Like many California voters, Joshua Spivak’s interest in the recall effort of Governor Gavin Newsom is growing. Unlike many people, the Oakland resident can recount specific details of nearly every recall effort in history. "Watching this happen is fascinating for anyone that is really into politics," said Spivak. 

Spivak wrote his Master’s thesis on recalls, and he continues to study them, running a non-partisan blog and writing op-eds about the topic. As the "Recall Newsom" organizers keep pushing, Spivak believes they’re well on track to qualify. "California has arguably the lowest threshold for a major figure, lke governor, anywhere in the country," explained Spivak. "That’s 12% of the voter turnout in the last election."

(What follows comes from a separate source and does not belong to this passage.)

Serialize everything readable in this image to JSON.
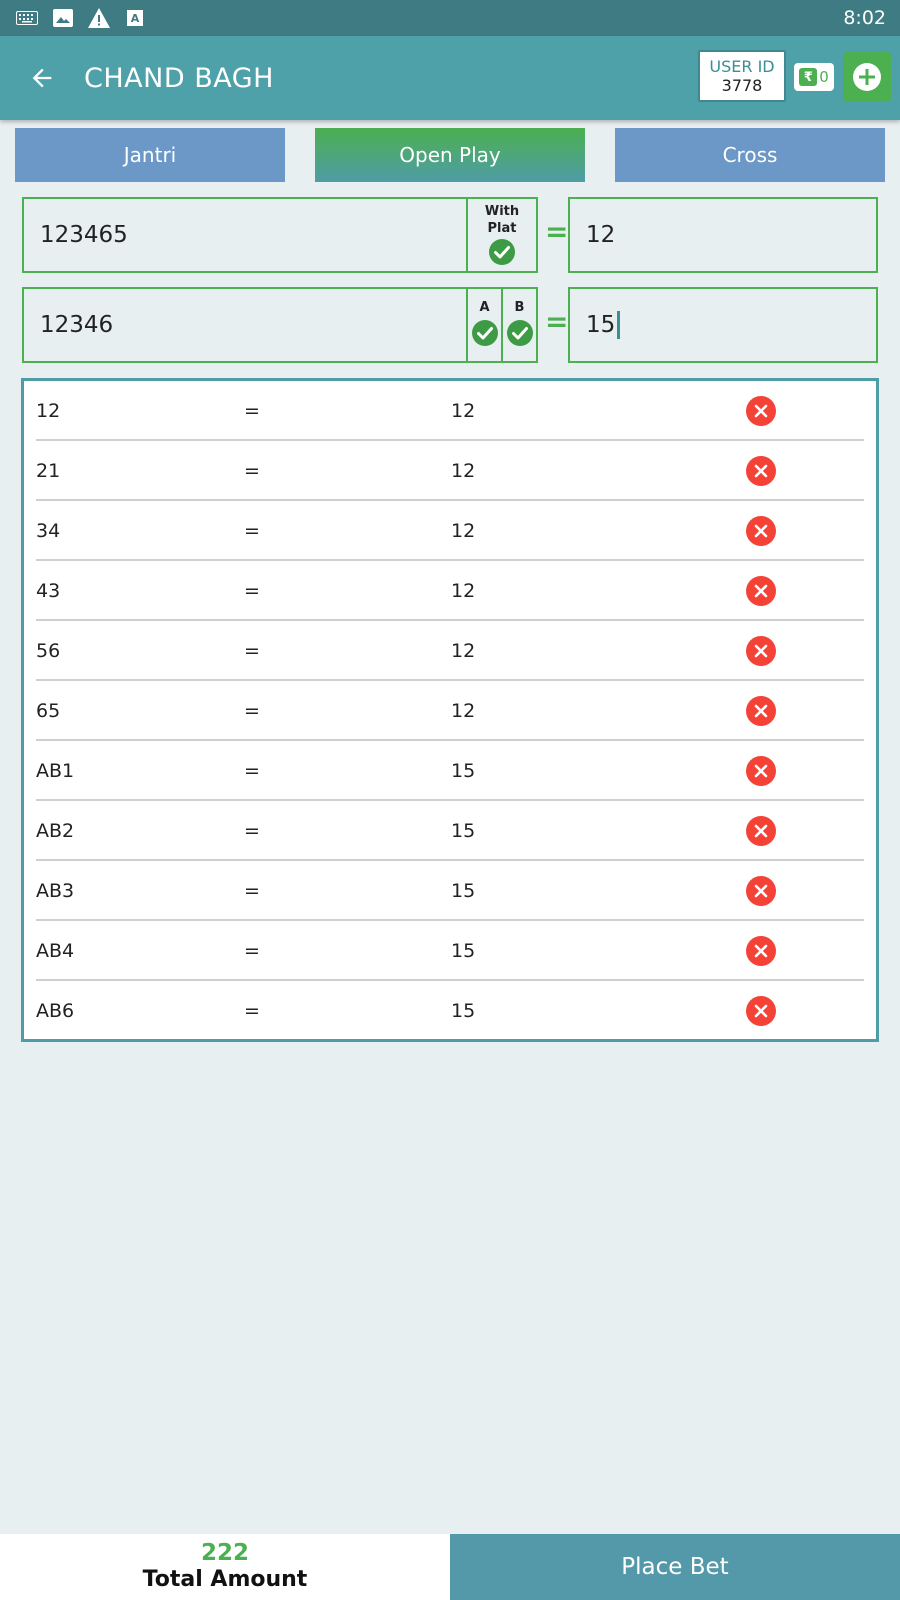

That equates to about 1.5 million signatures by the March 17 deadline to force a special election. Organizers say they’ve collected more than 1.3 million. As of January 6, the Secretary of State reports just over 410,000 valid signatures have been submitted.

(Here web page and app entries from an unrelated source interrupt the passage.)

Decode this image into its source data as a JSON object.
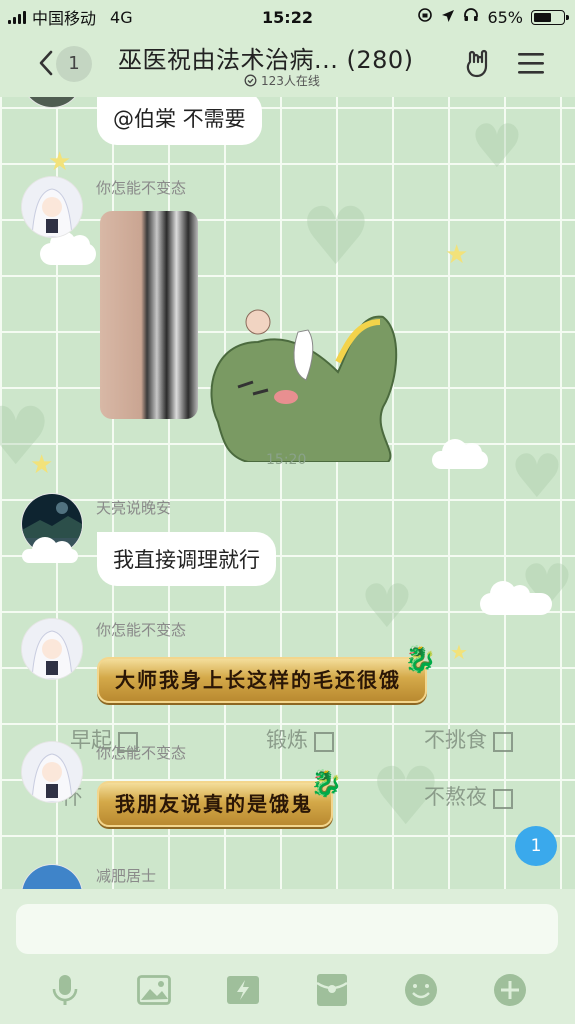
{
  "status_bar": {
    "carrier": "中国移动",
    "network": "4G",
    "time": "15:22",
    "battery": "65%",
    "battery_level": 0.65
  },
  "nav": {
    "back_count": "1",
    "title": "巫医祝由法术治病... (280)",
    "online": "123人在线"
  },
  "messages": [
    {
      "type": "text",
      "text": "@伯棠 不需要"
    },
    {
      "type": "image",
      "sender": "你怎能不变态"
    },
    {
      "type": "time",
      "text": "15:20"
    },
    {
      "type": "text",
      "sender": "天亮说晚安",
      "text": "我直接调理就行"
    },
    {
      "type": "gold",
      "sender": "你怎能不变态",
      "text": "大师我身上长这样的毛还很饿"
    },
    {
      "type": "gold",
      "sender": "你怎能不变态",
      "text": "我朋友说真的是饿鬼"
    },
    {
      "type": "partial",
      "sender": "减肥居士"
    }
  ],
  "overlay": {
    "items": [
      "早起",
      "锻炼",
      "不挑食",
      "一杯",
      "不熬夜"
    ]
  },
  "unread": "1",
  "colors": {
    "accent": "#3aa9ec",
    "bubble": "#ffffff",
    "gold": "#d4a949",
    "background": "#cde6cb"
  },
  "toolbar": {
    "icons": [
      "mic-icon",
      "image-icon",
      "flash-icon",
      "redpacket-icon",
      "emoji-icon",
      "plus-icon"
    ]
  }
}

Only one governor in California history has been successfully recalled: Democrat Gray Davis in 2003. Spivak says if organizers are successful in getting the recall on the ballot, they still face major challenges in trying to remove Newsom in a state that’s only gotten more blue. "At the time, Gray Davis won 47% of the vote, he won by 5%. Gavin Newsom got 62% of the vote, he won by 24%, you have to do a lot to change that." 

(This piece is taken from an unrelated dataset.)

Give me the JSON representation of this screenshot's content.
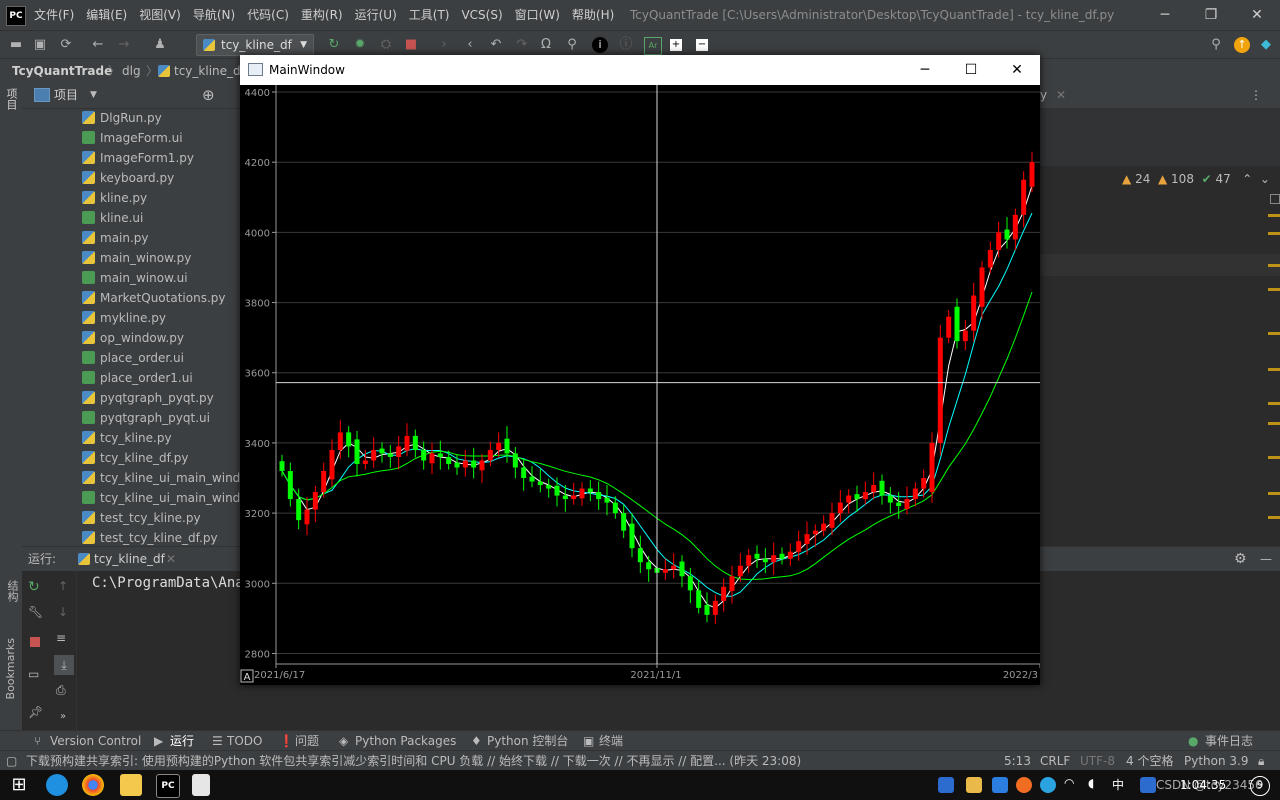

This week, a Berkeley IGS poll showed Newsom’s approval sunk to 46%, the lowest ever in their survey, and nearly a 20% drop since the last poll in September. A Public Policy Institute of California poll released on the same day shows a more favorable approval number for the governor, at 52%. With how unpredictable the coronavirus has made everything, Spivak said he is intrigued to see this process play out. "Especially in a state as blue as California, what can they do? What changes, what arguments could they make that may help this? How will COVID matter and play into this race?"

Spivak’s research shows recall efforts, once on the ballot, are successful in removing elected officials across all levels of government about 60% of the time. But, he also qualifies his numbers with this: "In a recall, anything can happen essentially," said Spivak.